In over 210 innings’ worth of work with the Cubs, Strop pitched to a 2.68 earned run average and similar 2.82 FIP mark. Control has been an issue at times, but he’s missed his fair share of bats, as well – averaging 10 strikeouts per nine innings pitched.
Last season was a mixed bag for the hard-throwing righty. While his numbers were solid, health issues sidelined Strop late in the year. He returned to put in a strong postseason performance, to the tune of three scoreless WS outings.
Underrated by many – Strop has been key
2017 may well be his last year in Chicago as this is the last year of his contract with the Cubs. Teams will have a high interest in Strop given his work over the past half decade. His devastating slider and high-90s fastball can be unhittable to opponents. That being said, they can also be uncontrollable for Strop himself – as we’ve seen over the years.
Strop’s arrival in Chicago came in one of the most lopsided trades in Chicago Cubs history. They sent Scott Feldman and Steve Clevenger to the Baltimore Orioles in exchange for Strop and 2015 NL Cy Young Award winner Jake Arrieta.
While Arrieta garners more headlines, Strop has been an integral part of the team’s bullpen. Over the last three years, the right-hander has struck out 212, walking only 69. He, along with Hector Rondon, form one of the most underrated relief duos in the game today by many measures.
Coming off a World Series title, the Chicago Cubs are seeking to repeat for the first time since 1907-1908. The offense has its core group intact for years to come. For the team to make another deep run, however, pitching will be the key.
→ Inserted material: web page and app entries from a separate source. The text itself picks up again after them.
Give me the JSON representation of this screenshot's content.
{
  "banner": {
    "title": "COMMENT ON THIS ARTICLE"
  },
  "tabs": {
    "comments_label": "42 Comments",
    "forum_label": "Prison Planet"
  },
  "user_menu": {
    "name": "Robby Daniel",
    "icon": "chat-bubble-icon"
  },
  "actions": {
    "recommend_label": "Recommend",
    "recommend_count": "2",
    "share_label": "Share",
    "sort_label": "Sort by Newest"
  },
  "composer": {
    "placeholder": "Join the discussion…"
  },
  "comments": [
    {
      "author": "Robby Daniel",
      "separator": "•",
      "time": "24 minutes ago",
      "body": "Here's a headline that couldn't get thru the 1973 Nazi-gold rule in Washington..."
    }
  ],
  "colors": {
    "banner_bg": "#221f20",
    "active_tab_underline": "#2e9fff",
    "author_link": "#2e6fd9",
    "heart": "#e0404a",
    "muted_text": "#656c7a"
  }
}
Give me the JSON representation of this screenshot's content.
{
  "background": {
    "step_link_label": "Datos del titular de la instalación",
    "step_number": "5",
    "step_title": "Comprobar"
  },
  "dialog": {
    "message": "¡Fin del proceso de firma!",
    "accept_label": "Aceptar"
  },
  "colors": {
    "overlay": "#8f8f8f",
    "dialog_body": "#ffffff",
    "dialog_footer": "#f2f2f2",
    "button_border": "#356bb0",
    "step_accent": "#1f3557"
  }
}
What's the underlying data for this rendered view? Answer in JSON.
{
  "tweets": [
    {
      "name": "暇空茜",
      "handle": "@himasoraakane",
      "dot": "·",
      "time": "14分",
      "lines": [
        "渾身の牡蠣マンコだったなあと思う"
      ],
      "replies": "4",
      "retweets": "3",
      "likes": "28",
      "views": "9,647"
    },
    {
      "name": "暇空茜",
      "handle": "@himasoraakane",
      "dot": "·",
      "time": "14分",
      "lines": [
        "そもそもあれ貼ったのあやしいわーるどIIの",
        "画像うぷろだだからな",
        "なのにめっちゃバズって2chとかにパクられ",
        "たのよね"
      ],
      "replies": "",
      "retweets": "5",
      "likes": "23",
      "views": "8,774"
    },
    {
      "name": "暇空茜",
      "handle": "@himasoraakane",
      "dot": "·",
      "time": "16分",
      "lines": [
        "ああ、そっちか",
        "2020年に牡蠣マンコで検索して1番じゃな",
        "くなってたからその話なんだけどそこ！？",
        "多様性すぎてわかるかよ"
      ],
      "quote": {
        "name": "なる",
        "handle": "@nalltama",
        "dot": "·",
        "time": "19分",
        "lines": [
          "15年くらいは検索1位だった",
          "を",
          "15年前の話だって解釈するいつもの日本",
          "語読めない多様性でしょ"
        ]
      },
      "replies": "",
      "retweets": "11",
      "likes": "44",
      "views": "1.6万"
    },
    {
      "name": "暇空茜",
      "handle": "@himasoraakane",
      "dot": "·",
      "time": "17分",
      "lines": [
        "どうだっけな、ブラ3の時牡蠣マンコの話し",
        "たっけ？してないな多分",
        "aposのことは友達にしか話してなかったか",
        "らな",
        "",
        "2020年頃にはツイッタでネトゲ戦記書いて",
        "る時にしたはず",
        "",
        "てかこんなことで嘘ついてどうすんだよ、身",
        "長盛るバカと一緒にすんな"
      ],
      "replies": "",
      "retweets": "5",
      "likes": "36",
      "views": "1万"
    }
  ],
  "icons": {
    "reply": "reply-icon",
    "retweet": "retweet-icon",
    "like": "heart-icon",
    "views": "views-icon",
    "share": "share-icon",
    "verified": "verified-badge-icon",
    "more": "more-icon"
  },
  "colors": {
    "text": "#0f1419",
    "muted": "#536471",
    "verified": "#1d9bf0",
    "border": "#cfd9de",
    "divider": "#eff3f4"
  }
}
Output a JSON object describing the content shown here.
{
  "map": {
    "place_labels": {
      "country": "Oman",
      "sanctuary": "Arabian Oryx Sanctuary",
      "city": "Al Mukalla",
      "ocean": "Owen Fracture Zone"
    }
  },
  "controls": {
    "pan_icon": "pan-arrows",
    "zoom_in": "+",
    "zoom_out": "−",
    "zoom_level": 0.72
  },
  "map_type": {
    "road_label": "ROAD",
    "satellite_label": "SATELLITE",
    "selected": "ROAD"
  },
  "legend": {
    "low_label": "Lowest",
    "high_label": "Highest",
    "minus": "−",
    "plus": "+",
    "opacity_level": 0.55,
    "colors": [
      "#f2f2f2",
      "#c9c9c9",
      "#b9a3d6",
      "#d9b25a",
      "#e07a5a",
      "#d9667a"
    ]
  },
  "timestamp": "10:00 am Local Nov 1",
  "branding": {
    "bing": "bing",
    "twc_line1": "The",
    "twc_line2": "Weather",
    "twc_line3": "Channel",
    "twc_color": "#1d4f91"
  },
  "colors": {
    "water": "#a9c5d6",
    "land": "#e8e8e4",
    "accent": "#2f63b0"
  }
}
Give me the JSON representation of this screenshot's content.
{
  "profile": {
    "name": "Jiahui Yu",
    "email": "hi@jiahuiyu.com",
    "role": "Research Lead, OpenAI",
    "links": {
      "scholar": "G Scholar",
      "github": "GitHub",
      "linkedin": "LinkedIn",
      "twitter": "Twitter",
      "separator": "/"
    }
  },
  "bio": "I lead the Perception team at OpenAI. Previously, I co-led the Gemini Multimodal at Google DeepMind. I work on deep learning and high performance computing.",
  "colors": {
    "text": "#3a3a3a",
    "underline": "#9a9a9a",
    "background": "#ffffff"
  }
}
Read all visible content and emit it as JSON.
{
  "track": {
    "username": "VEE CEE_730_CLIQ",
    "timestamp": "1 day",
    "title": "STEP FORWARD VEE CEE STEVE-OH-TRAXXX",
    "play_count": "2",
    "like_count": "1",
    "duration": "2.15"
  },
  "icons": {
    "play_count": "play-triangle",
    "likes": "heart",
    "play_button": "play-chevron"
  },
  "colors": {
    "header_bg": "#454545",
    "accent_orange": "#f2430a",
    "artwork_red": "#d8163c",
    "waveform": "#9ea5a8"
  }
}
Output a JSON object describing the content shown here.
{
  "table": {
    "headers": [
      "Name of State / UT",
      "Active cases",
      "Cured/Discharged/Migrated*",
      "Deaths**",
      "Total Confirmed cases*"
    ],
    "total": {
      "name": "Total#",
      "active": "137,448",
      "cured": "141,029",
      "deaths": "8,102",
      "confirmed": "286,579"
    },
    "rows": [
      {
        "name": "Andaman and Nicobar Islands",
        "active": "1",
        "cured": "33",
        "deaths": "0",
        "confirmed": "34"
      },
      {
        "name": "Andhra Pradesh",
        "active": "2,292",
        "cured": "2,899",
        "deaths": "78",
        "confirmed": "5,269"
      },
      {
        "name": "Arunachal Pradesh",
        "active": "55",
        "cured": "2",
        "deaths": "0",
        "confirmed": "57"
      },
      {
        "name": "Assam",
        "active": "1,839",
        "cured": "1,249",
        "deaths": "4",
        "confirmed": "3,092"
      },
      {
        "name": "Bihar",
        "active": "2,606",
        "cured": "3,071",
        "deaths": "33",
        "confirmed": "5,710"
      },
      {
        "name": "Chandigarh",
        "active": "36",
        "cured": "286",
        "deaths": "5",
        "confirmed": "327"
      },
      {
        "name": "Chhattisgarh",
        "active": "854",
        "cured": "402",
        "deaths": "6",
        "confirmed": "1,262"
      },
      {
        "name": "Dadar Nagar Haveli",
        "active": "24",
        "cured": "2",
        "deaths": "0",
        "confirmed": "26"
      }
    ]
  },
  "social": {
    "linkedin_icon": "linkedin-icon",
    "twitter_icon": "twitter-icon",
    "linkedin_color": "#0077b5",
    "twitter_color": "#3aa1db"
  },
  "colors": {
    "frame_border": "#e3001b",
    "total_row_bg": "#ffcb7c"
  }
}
Arrieta and Strop are both entering contract years. It’s in their own best interest to be more dominant than ever on the mound this season. If they both do that, then big paydays could be headed their way next offseason.